> _Exercise directions_
Your answer must consist of every line from the data below that includes the word "Tiempo".

> _Input for this task_
==========
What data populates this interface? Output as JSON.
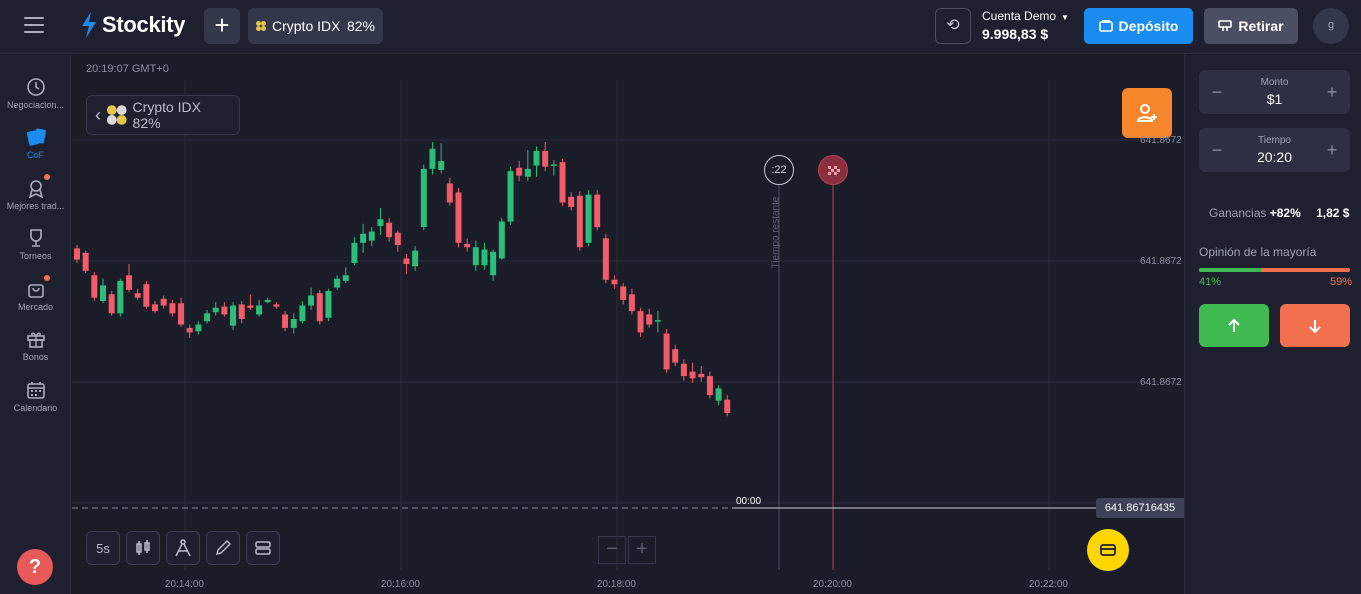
{
  "header": {
    "brand": "Stockity",
    "asset_tab": {
      "name": "Crypto IDX",
      "payout": "82%"
    },
    "account": {
      "name": "Cuenta Demo",
      "balance": "9.998,83 $"
    },
    "deposit_label": "Depósito",
    "withdraw_label": "Retirar",
    "avatar_initial": "g",
    "colors": {
      "deposit": "#1a8cf0",
      "withdraw": "#4b4f62"
    }
  },
  "sidebar": {
    "items": [
      {
        "label": "Negociacion...",
        "icon": "clock-icon"
      },
      {
        "label": "CoF",
        "icon": "cards-icon",
        "active": true
      },
      {
        "label": "Mejores trad...",
        "icon": "award-icon",
        "notification": true
      },
      {
        "label": "Torneos",
        "icon": "trophy-icon"
      },
      {
        "label": "Mercado",
        "icon": "bag-icon",
        "notification": true
      },
      {
        "label": "Bonos",
        "icon": "gift-icon"
      },
      {
        "label": "Calendario",
        "icon": "calendar-icon"
      }
    ],
    "help_label": "?"
  },
  "chart": {
    "clock": "20:19:07 GMT+0",
    "asset_chip": "Crypto IDX 82%",
    "timeframe": "5s",
    "timer": ":22",
    "remaining_label": "Tiempo restante",
    "current_price": "641.86716435",
    "current_time_label": "00:00",
    "y_labels": [
      "641.8672",
      "641.8672",
      "641.8672"
    ],
    "x_labels": [
      "20:14:00",
      "20:16:00",
      "20:18:00",
      "20:20:00",
      "20:22:00"
    ],
    "colors": {
      "up": "#2dbd7b",
      "down": "#f25c6a",
      "deadline": "#b84050"
    }
  },
  "trade": {
    "amount_caption": "Monto",
    "amount": "$1",
    "time_caption": "Tiempo",
    "time": "20:20",
    "earnings_label": "Ganancias",
    "earnings_pct": "+82%",
    "earnings_amount": "1,82 $",
    "opinion_label": "Opinión de la mayoría",
    "opinion_up": "41%",
    "opinion_down": "59%",
    "opinion_up_fraction": 0.41,
    "colors": {
      "up": "#3fba50",
      "down": "#f2704d"
    }
  },
  "chart_data": {
    "type": "candlestick",
    "candles": [
      {
        "o": 3.0,
        "c": 2.0,
        "h": 3.3,
        "l": 1.7
      },
      {
        "o": 2.6,
        "c": 1.0,
        "h": 2.8,
        "l": 0.8
      },
      {
        "o": 0.6,
        "c": -1.4,
        "h": 0.9,
        "l": -1.7
      },
      {
        "o": -1.7,
        "c": -0.3,
        "h": 0.3,
        "l": -1.9
      },
      {
        "o": -1.1,
        "c": -2.8,
        "h": -0.8,
        "l": -3.0
      },
      {
        "o": -2.8,
        "c": 0.1,
        "h": 0.3,
        "l": -3.1
      },
      {
        "o": 0.6,
        "c": -0.7,
        "h": 1.6,
        "l": -0.9
      },
      {
        "o": -1.0,
        "c": -1.4,
        "h": -0.6,
        "l": -1.6
      },
      {
        "o": -0.2,
        "c": -2.2,
        "h": 0.1,
        "l": -2.4
      },
      {
        "o": -2.0,
        "c": -2.6,
        "h": -1.7,
        "l": -2.8
      },
      {
        "o": -1.5,
        "c": -2.1,
        "h": -1.2,
        "l": -2.4
      },
      {
        "o": -1.9,
        "c": -2.8,
        "h": -1.6,
        "l": -3.1
      },
      {
        "o": -1.9,
        "c": -3.8,
        "h": -1.4,
        "l": -4.0
      },
      {
        "o": -4.1,
        "c": -4.5,
        "h": -3.8,
        "l": -5.0
      },
      {
        "o": -4.4,
        "c": -3.8,
        "h": -3.5,
        "l": -4.7
      },
      {
        "o": -3.5,
        "c": -2.8,
        "h": -2.5,
        "l": -3.7
      },
      {
        "o": -2.7,
        "c": -2.3,
        "h": -1.8,
        "l": -3.0
      },
      {
        "o": -2.2,
        "c": -2.9,
        "h": -1.8,
        "l": -3.1
      },
      {
        "o": -3.9,
        "c": -2.1,
        "h": -1.8,
        "l": -4.3
      },
      {
        "o": -2.0,
        "c": -3.3,
        "h": -1.7,
        "l": -3.7
      },
      {
        "o": -2.1,
        "c": -2.3,
        "h": -1.1,
        "l": -2.5
      },
      {
        "o": -2.9,
        "c": -2.1,
        "h": -1.6,
        "l": -3.1
      },
      {
        "o": -1.8,
        "c": -1.6,
        "h": -1.4,
        "l": -1.9
      },
      {
        "o": -2.0,
        "c": -2.2,
        "h": -1.8,
        "l": -2.4
      },
      {
        "o": -2.9,
        "c": -4.1,
        "h": -2.6,
        "l": -4.4
      },
      {
        "o": -4.1,
        "c": -3.3,
        "h": -2.8,
        "l": -4.6
      },
      {
        "o": -3.5,
        "c": -2.1,
        "h": -1.7,
        "l": -3.7
      },
      {
        "o": -2.1,
        "c": -1.2,
        "h": -0.5,
        "l": -2.5
      },
      {
        "o": -1.0,
        "c": -3.5,
        "h": -0.7,
        "l": -3.8
      },
      {
        "o": -3.2,
        "c": -0.8,
        "h": -0.6,
        "l": -3.5
      },
      {
        "o": -0.5,
        "c": 0.3,
        "h": 0.6,
        "l": -0.7
      },
      {
        "o": 0.1,
        "c": 0.6,
        "h": 1.3,
        "l": -0.1
      },
      {
        "o": 1.7,
        "c": 3.5,
        "h": 4.0,
        "l": 1.5
      },
      {
        "o": 3.5,
        "c": 4.3,
        "h": 5.2,
        "l": 2.6
      },
      {
        "o": 3.7,
        "c": 4.5,
        "h": 4.9,
        "l": 3.2
      },
      {
        "o": 5.0,
        "c": 5.6,
        "h": 6.6,
        "l": 4.2
      },
      {
        "o": 5.3,
        "c": 4.0,
        "h": 5.7,
        "l": 3.6
      },
      {
        "o": 4.4,
        "c": 3.3,
        "h": 4.6,
        "l": 2.7
      },
      {
        "o": 2.1,
        "c": 1.6,
        "h": 2.5,
        "l": 0.7
      },
      {
        "o": 1.4,
        "c": 2.8,
        "h": 3.2,
        "l": 1.0
      },
      {
        "o": 4.9,
        "c": 10.1,
        "h": 10.5,
        "l": 4.6
      },
      {
        "o": 10.1,
        "c": 11.9,
        "h": 12.5,
        "l": 9.6
      },
      {
        "o": 10.0,
        "c": 10.8,
        "h": 12.4,
        "l": 9.7
      },
      {
        "o": 8.8,
        "c": 7.1,
        "h": 9.3,
        "l": 6.8
      },
      {
        "o": 8.0,
        "c": 3.5,
        "h": 8.4,
        "l": 3.1
      },
      {
        "o": 3.4,
        "c": 3.1,
        "h": 3.9,
        "l": 2.7
      },
      {
        "o": 1.5,
        "c": 3.1,
        "h": 3.7,
        "l": 1.0
      },
      {
        "o": 1.5,
        "c": 2.9,
        "h": 3.5,
        "l": 1.1
      },
      {
        "o": 0.6,
        "c": 2.7,
        "h": 2.9,
        "l": 0.1
      },
      {
        "o": 2.1,
        "c": 5.4,
        "h": 5.7,
        "l": 2.0
      },
      {
        "o": 5.4,
        "c": 9.9,
        "h": 10.3,
        "l": 5.1
      },
      {
        "o": 10.2,
        "c": 9.5,
        "h": 10.8,
        "l": 9.0
      },
      {
        "o": 9.4,
        "c": 10.1,
        "h": 11.8,
        "l": 9.0
      },
      {
        "o": 10.4,
        "c": 11.7,
        "h": 12.1,
        "l": 9.4
      },
      {
        "o": 11.7,
        "c": 10.3,
        "h": 12.5,
        "l": 9.9
      },
      {
        "o": 10.4,
        "c": 10.5,
        "h": 10.9,
        "l": 9.5
      },
      {
        "o": 10.7,
        "c": 7.1,
        "h": 11.0,
        "l": 6.8
      },
      {
        "o": 7.6,
        "c": 6.7,
        "h": 8.0,
        "l": 6.4
      },
      {
        "o": 7.7,
        "c": 3.1,
        "h": 8.1,
        "l": 2.8
      },
      {
        "o": 3.5,
        "c": 7.8,
        "h": 8.2,
        "l": 3.2
      },
      {
        "o": 7.8,
        "c": 4.9,
        "h": 8.2,
        "l": 4.6
      },
      {
        "o": 3.9,
        "c": 0.2,
        "h": 4.3,
        "l": -0.1
      },
      {
        "o": 0.2,
        "c": -0.2,
        "h": 0.6,
        "l": -0.6
      },
      {
        "o": -0.4,
        "c": -1.6,
        "h": -0.1,
        "l": -2.0
      },
      {
        "o": -1.1,
        "c": -2.6,
        "h": -0.6,
        "l": -2.9
      },
      {
        "o": -2.6,
        "c": -4.5,
        "h": -2.3,
        "l": -4.9
      },
      {
        "o": -2.9,
        "c": -3.8,
        "h": -2.4,
        "l": -4.1
      },
      {
        "o": -3.5,
        "c": -3.4,
        "h": -2.6,
        "l": -4.5
      },
      {
        "o": -4.6,
        "c": -7.8,
        "h": -4.2,
        "l": -8.1
      },
      {
        "o": -6.0,
        "c": -7.2,
        "h": -5.6,
        "l": -7.5
      },
      {
        "o": -7.3,
        "c": -8.4,
        "h": -6.9,
        "l": -8.8
      },
      {
        "o": -8.0,
        "c": -8.6,
        "h": -7.2,
        "l": -9.0
      },
      {
        "o": -8.2,
        "c": -8.5,
        "h": -7.5,
        "l": -8.9
      },
      {
        "o": -8.4,
        "c": -10.1,
        "h": -8.0,
        "l": -10.4
      },
      {
        "o": -10.6,
        "c": -9.5,
        "h": -9.2,
        "l": -11.0
      },
      {
        "o": -10.5,
        "c": -11.7,
        "h": -10.1,
        "l": -12.0
      }
    ]
  }
}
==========
> _Written solution_
    "remaining_label": "Tiempo restante",
    "time_caption": "Tiempo",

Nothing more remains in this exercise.